NEW YORK (AP) — Rain “flash-freezing” on roads and sidewalks left an icy glaze under feet and
tires across much of the Northeast today, causing crashes that claimed at least five lives.
A crash involving as many as 60 vehicles on I-76 outside Philadelphia killed one person, and
officials said about 30 people were injured in that crash and ensuing crashes. Two people died in a
crash involving as many as 15 vehicles on nearby I-476, police said. And police in Pike County in
northeastern Pennsylvania said a man was killed after his vehicle overturned on an icy road and he
was thrown from it and hit by a commercial vehicle. A 12-year-old boy also thrown from the vehicle
was critically hurt.
In Connecticut, police cited slippery conditions in a crash that killed an 88-year-old woman who
struck a utility pole in New Haven.
“This is the worst type of winter precipitation to combat, because it can freeze instantly and
it doesn’t need to be the whole pavement for vehicles crossing it to have problems,” Pennsylvania
Department of Transportation spokesman Eugene Blaum said.
Hundreds of crashes were reported across eastern Pennsylvania, authorities said.
The National Weather Service warned tonight that temperatures were expected to drop below
freezing again in areas from northern Maryland into Philadelphia and up through northern New
Jersey. Any remaining moisture on roadways and sidewalks could re-freeze.
Kaitlyn Maier grew up in upstate New York but said that didn’t prepare her for the icy
conditions she encountered trying to get from her home in Philadelphia to her niece’s baptism.
“I’ve driven through snow a lot, and this isn’t like anything I’ve ever driven in,” Maier
She came upon the I-76 wreck moments after it happened and saw a jumbled line of cars extending
around the bend ahead of her. “We were stopped for a while on the side of the road. I was going
less than 10 mph, but I had no control of my vehicle.”
Freezing rain and snow was expected in interior parts of New England.
Dozens of spinouts and accidents were reported from northern New Jersey to southern New
Hampshire today, and treacherous conditions forced the closure of the New York State Thruway from
Newburgh to New York City during the morning. The Metropolitan Transportation Authority warned
travelers on New York City’s Metro-North commuter railroad to beware of ice on staircases,
platforms and parking lots.
On the West Coast, high winds left tens of thousands of customers without power in the Seattle
In eastern Oregon, highway officials partially reopened I-84 today after a massive crash blamed
on black ice on Saturday closed more than 160 miles of eastbound lanes. Rain was expected in
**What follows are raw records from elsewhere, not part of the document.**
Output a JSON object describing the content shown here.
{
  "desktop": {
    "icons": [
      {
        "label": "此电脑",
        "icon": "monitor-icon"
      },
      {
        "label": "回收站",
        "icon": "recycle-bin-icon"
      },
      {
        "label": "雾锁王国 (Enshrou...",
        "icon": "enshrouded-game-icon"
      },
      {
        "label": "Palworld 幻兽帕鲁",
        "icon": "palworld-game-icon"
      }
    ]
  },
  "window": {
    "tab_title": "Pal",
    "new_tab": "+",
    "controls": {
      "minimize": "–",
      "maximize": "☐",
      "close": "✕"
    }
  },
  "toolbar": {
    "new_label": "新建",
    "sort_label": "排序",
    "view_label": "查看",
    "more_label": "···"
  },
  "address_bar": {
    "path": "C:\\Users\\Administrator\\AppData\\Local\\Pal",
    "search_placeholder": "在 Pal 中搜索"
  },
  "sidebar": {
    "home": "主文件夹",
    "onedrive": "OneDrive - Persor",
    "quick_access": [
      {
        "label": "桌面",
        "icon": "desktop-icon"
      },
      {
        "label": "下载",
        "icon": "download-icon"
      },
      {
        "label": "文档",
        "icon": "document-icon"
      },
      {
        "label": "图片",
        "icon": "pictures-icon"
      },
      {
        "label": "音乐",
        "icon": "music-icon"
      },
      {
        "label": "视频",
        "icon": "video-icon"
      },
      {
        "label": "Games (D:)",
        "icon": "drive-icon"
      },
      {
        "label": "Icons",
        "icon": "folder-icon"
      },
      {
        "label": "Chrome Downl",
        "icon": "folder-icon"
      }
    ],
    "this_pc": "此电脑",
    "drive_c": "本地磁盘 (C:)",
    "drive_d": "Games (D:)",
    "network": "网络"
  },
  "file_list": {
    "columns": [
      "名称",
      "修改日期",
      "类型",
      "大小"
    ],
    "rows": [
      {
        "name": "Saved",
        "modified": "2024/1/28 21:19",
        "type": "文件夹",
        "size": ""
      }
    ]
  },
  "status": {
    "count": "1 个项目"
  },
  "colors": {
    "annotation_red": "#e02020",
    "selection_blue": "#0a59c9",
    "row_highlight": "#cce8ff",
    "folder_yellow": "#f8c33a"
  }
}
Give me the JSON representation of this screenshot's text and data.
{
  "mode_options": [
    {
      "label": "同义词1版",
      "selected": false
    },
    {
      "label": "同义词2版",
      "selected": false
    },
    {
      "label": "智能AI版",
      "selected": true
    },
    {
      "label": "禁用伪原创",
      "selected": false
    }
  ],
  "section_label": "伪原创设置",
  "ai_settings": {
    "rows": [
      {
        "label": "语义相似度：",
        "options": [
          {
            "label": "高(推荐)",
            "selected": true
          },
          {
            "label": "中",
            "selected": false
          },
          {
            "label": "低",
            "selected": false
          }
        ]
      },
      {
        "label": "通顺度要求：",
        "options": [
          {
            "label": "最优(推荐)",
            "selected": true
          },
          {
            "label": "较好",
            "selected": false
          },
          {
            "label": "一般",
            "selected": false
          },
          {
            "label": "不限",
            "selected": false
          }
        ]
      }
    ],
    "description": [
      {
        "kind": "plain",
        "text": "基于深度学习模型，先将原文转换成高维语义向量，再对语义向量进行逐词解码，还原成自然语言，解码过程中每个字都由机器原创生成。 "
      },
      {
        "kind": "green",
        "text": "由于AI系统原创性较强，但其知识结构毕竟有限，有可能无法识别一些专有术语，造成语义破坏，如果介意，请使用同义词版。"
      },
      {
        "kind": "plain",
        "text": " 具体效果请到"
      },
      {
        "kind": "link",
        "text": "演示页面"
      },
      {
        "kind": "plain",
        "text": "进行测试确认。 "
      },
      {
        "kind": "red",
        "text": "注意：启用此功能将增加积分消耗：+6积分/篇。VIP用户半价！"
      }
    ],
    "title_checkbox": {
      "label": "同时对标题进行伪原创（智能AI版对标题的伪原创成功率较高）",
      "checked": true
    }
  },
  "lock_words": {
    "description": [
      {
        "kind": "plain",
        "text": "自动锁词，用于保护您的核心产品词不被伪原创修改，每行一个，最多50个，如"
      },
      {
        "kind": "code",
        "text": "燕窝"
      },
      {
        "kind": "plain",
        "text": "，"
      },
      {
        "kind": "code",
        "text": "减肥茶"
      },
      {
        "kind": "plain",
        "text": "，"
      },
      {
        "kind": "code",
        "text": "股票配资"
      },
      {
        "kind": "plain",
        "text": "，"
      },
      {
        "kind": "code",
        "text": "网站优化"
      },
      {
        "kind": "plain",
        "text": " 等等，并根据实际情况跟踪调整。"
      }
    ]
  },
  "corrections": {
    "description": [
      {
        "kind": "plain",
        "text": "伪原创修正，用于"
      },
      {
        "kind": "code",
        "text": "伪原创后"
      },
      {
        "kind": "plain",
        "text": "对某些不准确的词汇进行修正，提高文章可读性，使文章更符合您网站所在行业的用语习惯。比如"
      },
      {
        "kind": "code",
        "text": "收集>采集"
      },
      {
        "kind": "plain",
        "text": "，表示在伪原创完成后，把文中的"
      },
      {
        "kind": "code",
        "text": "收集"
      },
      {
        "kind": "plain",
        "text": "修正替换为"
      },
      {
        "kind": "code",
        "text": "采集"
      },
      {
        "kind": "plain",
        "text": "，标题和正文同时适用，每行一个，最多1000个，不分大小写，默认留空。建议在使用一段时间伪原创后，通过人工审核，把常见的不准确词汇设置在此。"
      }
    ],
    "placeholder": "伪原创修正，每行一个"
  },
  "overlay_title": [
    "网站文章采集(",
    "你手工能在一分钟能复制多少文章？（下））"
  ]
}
western Oregon last night and on Monday, but not as much fell as on Saturday, when 1.8 inches in
Portland sent some untreated sewage into the Willamette River.
Information from Reuters was included in this story.